Here are some of the interest statistics as compiled by Hussein.
- 40.2% of the total Middle East population accesses the web,
- 88% of this online population uses social networking on a daily basis,
- In the Middle East, 65% of online users are men, 35% are women,
- 36% of the Middle East of online users are aged between 18 and 24 years,
- Jordan has the highest penetration rate of social networks across Internet users: 88%,
- The smartphones penetration rate in KSA is 63%,
- Facebook is the most popular social network with 94% of the Middle East’s social media users are on it,
- UAE has the highest penetration rate for Facebook (44%),
- 6.5 million users from the Middle East are on Twitter: 3.7 million are active users,
- Arabs produce around 10 million tweets everyday,
- KSA has a penetration rate of 33% for Twitter. It is the highest penetration of Twitter in the world,
- LinkedIn counts over 5.8 million users from the Middle East,
- UAE has the highest LinkedIn penetration with 1.6 million users: A number that has increased by 45% in only 1 year,
- There are 258 million daily views of Youtube videos. 90 million of them come from KSA.
The decision to name Beirut streets after notable Lebanese was taken last year and we finally have a street for Said Akl. Too bad he couldn’t attend the ceremony given his old age (he’s already 103!).
Beirut Municipality Saturday celebrated naming a street in one of its neighborhoods after Lebanese poet and writer Said Akl, to mark his 103rd birthday. At the Sioufi Garden in Ashrafieh, the ceremony unveiled the newly named street and the memorial plaque that read: “Said Akl Street, a century of giving, creativity, honest nationalism.” Akl, who was unable to attend the ceremony, recorded an audio message about his hopes of seeing Lebanon “return to its glory.” [DailyStar]
Ta2 el 7anak is the only thing that has a meaning these days in Lebanon.
I am currently in Cyprus and should be back on Sunday night. One of my closest friends is getting married next week so we’ve decided to go to Aiya Napa to celebrate his last single days in style. I’ll be online all the time but won’t be writing any posts before Sunday night or even Monday.
Until then, I’ll be posting pictures on my Instagram so add me if you aren’t already following me. [LeNajib]

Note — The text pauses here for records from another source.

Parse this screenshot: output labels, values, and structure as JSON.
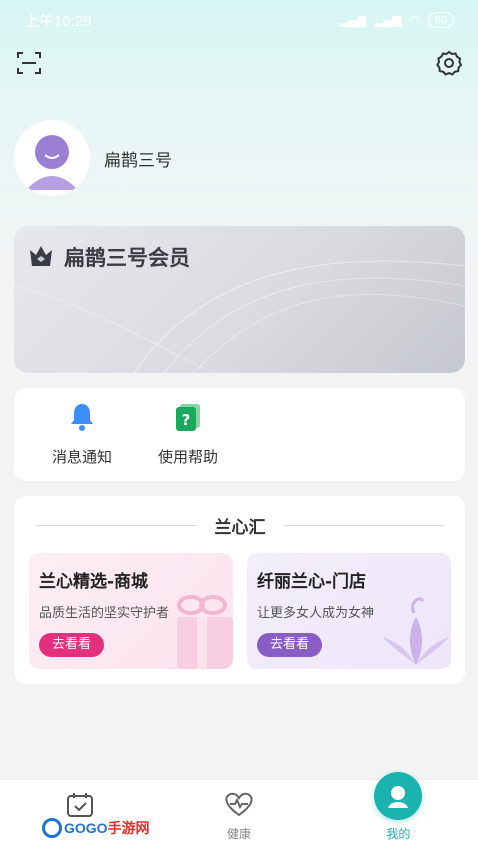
{
  "statusbar": {
    "time": "上午10:29",
    "battery": "80"
  },
  "topbar": {
    "scan_icon": "scan-icon",
    "settings_icon": "gear-icon"
  },
  "profile": {
    "username": "扁鹊三号"
  },
  "member": {
    "title": "扁鹊三号会员"
  },
  "quick_actions": [
    {
      "label": "消息通知",
      "icon": "bell-icon"
    },
    {
      "label": "使用帮助",
      "icon": "help-book-icon"
    }
  ],
  "section": {
    "title": "兰心汇",
    "cards": [
      {
        "title": "兰心精选-商城",
        "subtitle": "品质生活的坚实守护者",
        "button": "去看看",
        "color": "#e0307e"
      },
      {
        "title": "纤丽兰心-门店",
        "subtitle": "让更多女人成为女神",
        "button": "去看看",
        "color": "#8a5cc5"
      }
    ]
  },
  "tabbar": {
    "items": [
      {
        "label": "",
        "icon": "calendar-check-icon"
      },
      {
        "label": "健康",
        "icon": "heart-pulse-icon"
      },
      {
        "label": "我的",
        "icon": "user-icon",
        "active": true
      }
    ]
  },
  "watermark": {
    "text_en": "GOGO",
    "text_cn": "手游网"
  },
  "colors": {
    "accent": "#1bb3b0",
    "pink": "#e0307e",
    "purple": "#8a5cc5"
  }
}
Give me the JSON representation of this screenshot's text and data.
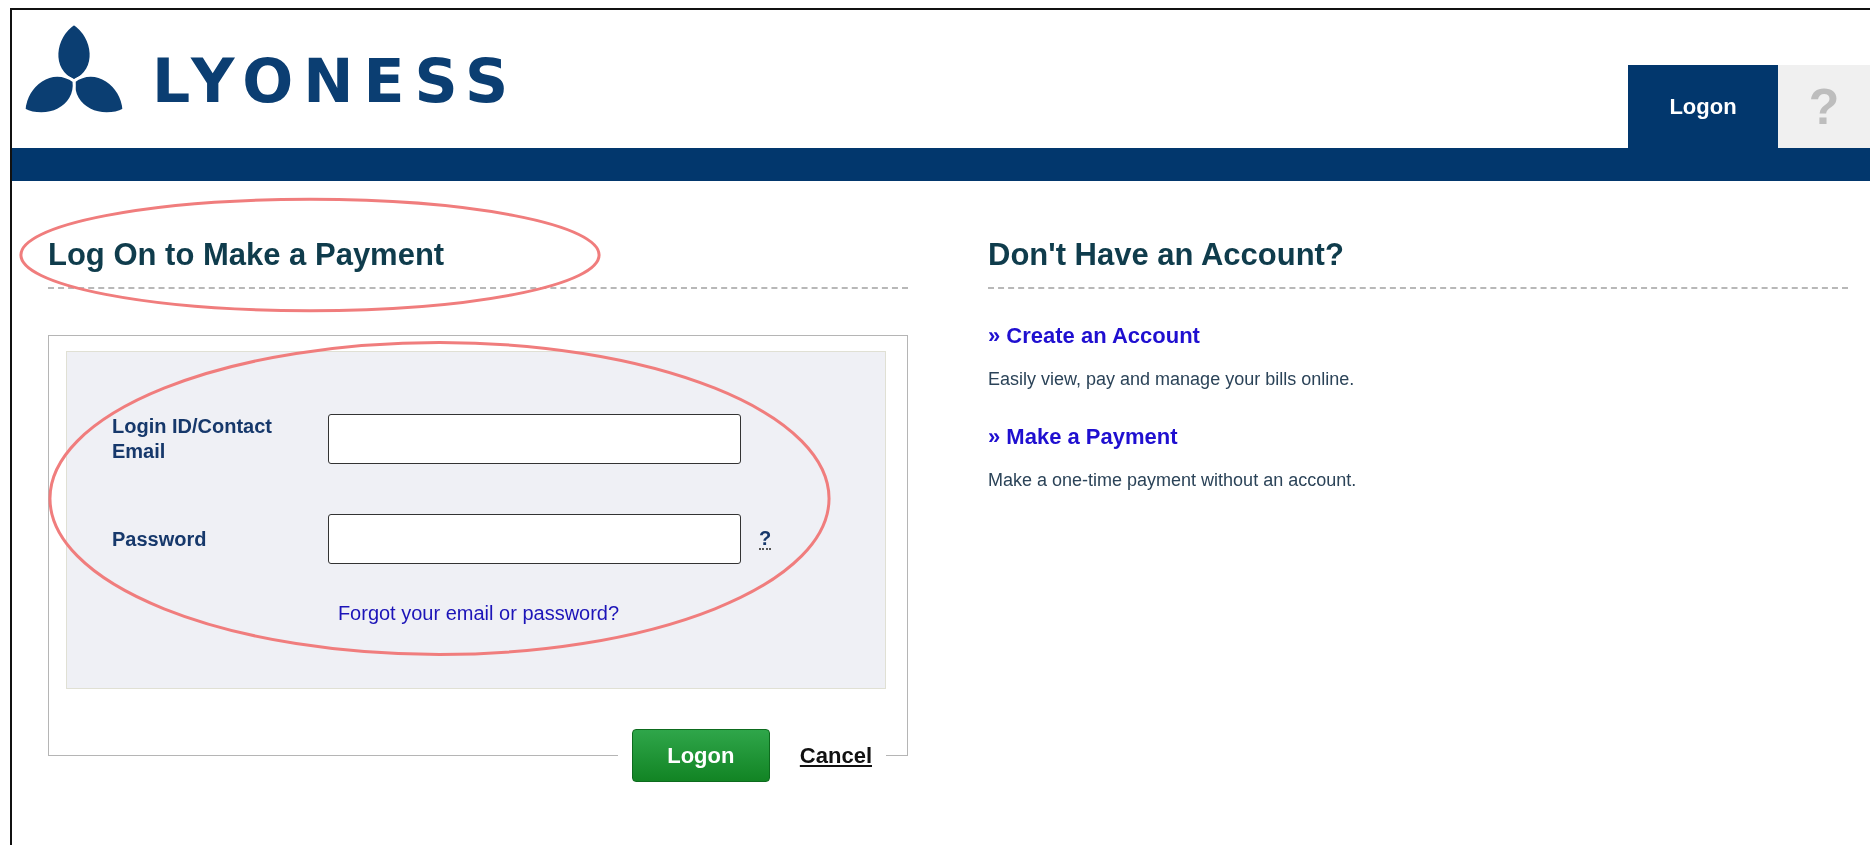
{
  "logo": {
    "text": "LYONESS"
  },
  "nav_tabs": [
    {
      "label": "Logon",
      "selected": true
    },
    {
      "label": "?",
      "selected": false
    }
  ],
  "login": {
    "heading": "Log On to Make a Payment",
    "heading_highlighted": true,
    "form_highlighted": true,
    "fields": [
      {
        "label": "Login ID/Contact Email"
      },
      {
        "label": "Password",
        "help": "?"
      }
    ],
    "forgot_link": "Forgot your email or password?",
    "buttons": [
      {
        "label": "Logon",
        "kind": "primary"
      },
      {
        "label": "Cancel",
        "kind": "link"
      }
    ]
  },
  "signup": {
    "heading": "Don't Have an Account?",
    "links": [
      {
        "title": "» Create an Account",
        "description": "Easily view, pay and manage your bills online."
      },
      {
        "title": "» Make a Payment",
        "description": "Make a one-time payment without an account."
      }
    ]
  }
}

At the beginning of every summer in Lebanon, we are warned of water shortage and more electricity cuts. However things are looking much worse this year specially that we have over 1 million Syrian Refugees in Lebanon now. According to MP Qabbani, the situation is expected “to worsen in August and to hit bottom rock in September and October.”
In terms of electricity, Lebanon is in need of 2,500 megawatts of electricity while the current production is only 1,500 MW. As for water shortage, we’ve been barely getting any water in Keserwan for the past 2 weeks and things aren’t looking good. The sad part is that water shortage in Lebanon is purely due to the negligence and incompetence of the authorities.
Of course a lot of things can be done to save water, like stopping the car wash businesses and raising awareness on how to save water, as well kicking off new projects and finishing the dams under construction, but don’t get your hopes high.
Here’s another video shot from the sea:
And here’s one from another angle:
I don’t know how I’ve missed that last year. Pretty cool 3D Mapping!
Tamara Harisi and her baby daughter
He should be jailed for 9 years not just 9 months but it’s better than nothing. However, I wonder who will protect the wife once the guy is freed from prison because even if she divorces him, he might still go after her. After all, he didn’t just beat her but he even tried to set her on fire but his lighter didn’t work fortunately.
Here’s what Tamara had to say [Video].
A husband that beat his wife to within an inch of her life was fined LL20 million and given nine months in prison, Lebanese women’s rights organization Kafa announced Tuesday, the latest in a number of brutal cases involving spouse abuse.
Hussein Ftouni, 30, tortured his 22-year-old wife Tamara Harisi for hours June 7, leaving her with severe bruises all over her face and body.
The case is the first example of the courts using a new law passed in April aimed at protecting women from domestic violence, but Maya Ammar, a legal adviser for Kafa (Enough), told The Daily Star that the sentence was not enough for the crime committed. [DailyStar]